Check each line of the records below for the word "Test" and copy those where it appears.

BEGIN DATA IN THIS EXERCISE

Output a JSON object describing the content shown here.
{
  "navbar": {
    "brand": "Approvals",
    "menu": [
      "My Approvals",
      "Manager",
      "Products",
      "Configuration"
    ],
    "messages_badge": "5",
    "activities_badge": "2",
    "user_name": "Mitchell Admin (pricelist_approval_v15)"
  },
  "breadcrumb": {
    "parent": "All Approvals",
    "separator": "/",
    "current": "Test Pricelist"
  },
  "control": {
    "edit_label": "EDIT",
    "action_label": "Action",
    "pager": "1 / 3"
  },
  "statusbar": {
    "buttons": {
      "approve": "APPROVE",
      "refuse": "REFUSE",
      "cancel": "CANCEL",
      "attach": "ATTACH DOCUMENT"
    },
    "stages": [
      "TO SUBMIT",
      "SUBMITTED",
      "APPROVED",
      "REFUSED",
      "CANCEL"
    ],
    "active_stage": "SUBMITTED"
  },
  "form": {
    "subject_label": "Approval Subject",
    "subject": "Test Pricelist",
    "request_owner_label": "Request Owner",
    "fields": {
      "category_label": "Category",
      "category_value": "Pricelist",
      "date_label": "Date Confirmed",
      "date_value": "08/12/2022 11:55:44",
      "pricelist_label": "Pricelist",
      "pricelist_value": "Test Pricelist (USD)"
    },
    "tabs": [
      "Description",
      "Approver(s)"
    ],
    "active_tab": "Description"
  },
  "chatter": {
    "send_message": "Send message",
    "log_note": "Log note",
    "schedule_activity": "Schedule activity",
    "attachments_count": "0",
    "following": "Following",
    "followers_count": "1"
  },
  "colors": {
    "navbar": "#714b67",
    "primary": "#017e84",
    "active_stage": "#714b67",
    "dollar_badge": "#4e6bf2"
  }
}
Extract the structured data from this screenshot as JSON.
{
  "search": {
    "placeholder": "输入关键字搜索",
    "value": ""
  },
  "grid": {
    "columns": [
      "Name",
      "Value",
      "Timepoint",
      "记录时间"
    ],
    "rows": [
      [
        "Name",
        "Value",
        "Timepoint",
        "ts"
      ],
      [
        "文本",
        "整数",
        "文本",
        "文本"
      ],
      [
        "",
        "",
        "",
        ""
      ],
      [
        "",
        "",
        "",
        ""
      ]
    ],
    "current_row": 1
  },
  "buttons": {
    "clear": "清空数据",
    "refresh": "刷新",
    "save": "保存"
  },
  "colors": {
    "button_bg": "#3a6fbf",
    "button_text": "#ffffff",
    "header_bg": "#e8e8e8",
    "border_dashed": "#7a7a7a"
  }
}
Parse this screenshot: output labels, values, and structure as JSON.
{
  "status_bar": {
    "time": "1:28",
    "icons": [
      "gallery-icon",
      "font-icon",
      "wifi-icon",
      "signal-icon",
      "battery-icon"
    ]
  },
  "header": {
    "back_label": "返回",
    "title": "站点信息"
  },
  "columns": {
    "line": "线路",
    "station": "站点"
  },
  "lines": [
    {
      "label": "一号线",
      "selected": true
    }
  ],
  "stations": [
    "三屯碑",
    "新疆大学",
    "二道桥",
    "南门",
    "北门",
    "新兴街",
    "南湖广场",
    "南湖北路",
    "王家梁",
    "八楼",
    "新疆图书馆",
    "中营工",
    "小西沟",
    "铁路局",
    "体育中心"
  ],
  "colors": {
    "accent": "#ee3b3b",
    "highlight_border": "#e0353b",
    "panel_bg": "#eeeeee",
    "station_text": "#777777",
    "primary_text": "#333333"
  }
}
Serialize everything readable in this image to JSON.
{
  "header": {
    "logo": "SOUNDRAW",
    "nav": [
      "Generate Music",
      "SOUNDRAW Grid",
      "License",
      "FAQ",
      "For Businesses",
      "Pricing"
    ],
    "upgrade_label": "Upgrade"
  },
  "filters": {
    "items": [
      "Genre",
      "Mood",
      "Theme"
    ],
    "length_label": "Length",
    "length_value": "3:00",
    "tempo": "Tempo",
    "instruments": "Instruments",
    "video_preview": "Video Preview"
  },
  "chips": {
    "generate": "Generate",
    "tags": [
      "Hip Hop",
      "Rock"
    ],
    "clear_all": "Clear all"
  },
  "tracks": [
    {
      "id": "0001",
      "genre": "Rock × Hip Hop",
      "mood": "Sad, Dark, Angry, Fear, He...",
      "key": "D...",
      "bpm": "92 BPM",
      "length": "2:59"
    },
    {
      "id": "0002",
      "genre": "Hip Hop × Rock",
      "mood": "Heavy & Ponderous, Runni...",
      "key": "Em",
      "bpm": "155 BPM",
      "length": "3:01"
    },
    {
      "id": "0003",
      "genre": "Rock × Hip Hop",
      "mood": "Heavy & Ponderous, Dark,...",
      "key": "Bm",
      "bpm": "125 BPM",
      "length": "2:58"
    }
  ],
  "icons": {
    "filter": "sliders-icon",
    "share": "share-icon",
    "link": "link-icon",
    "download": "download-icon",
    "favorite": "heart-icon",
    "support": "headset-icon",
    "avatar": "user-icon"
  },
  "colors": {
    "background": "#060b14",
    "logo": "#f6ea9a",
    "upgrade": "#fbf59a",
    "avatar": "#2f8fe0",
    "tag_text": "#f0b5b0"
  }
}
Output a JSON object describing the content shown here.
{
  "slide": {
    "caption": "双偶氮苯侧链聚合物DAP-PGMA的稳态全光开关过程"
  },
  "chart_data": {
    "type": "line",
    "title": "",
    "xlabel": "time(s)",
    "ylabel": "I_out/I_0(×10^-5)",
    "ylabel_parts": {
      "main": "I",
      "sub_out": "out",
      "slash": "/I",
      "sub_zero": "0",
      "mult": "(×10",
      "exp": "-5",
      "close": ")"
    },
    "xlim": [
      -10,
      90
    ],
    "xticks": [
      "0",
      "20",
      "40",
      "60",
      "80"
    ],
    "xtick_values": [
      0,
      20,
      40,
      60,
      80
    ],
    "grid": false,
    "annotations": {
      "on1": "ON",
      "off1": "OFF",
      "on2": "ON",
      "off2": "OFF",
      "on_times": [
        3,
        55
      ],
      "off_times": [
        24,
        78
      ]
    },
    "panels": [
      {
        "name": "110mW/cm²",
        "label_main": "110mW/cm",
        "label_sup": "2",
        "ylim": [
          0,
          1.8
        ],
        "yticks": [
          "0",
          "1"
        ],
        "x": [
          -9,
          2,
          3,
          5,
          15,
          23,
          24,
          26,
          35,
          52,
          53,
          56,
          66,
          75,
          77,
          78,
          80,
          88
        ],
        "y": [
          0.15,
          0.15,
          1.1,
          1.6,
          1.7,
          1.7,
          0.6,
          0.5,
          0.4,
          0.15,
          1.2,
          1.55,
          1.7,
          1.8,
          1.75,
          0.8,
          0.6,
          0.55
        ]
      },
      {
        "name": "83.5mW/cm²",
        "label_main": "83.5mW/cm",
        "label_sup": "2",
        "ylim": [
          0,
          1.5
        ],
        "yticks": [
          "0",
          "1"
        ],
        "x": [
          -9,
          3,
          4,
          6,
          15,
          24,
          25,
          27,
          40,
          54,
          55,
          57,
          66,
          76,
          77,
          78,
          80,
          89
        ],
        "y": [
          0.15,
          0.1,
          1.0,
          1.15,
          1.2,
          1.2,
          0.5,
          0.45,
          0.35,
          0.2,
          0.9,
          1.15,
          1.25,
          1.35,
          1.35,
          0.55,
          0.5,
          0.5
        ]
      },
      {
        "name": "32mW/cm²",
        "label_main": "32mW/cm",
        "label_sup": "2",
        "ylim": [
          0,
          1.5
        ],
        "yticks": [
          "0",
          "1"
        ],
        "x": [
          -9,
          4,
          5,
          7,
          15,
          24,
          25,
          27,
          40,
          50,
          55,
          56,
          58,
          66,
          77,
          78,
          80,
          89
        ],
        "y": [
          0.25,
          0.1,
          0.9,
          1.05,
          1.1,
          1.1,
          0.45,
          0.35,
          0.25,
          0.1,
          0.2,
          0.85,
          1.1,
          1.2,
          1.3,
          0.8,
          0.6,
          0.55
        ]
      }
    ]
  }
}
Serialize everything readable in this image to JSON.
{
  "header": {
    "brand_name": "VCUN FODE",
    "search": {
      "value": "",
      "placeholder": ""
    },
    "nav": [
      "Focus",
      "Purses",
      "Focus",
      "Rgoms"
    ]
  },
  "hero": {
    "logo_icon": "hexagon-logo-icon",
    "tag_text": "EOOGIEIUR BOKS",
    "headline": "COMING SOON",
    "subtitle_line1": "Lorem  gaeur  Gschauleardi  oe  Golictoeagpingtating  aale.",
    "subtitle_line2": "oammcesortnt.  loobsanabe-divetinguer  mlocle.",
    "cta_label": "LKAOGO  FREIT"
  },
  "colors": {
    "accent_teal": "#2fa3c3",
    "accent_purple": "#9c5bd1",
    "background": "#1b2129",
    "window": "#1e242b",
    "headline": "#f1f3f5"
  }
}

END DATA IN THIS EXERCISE

EXERCISE RESULT:
    "current": "Test Pricelist"
    "subject": "Test Pricelist",
      "pricelist_value": "Test Pricelist (USD)"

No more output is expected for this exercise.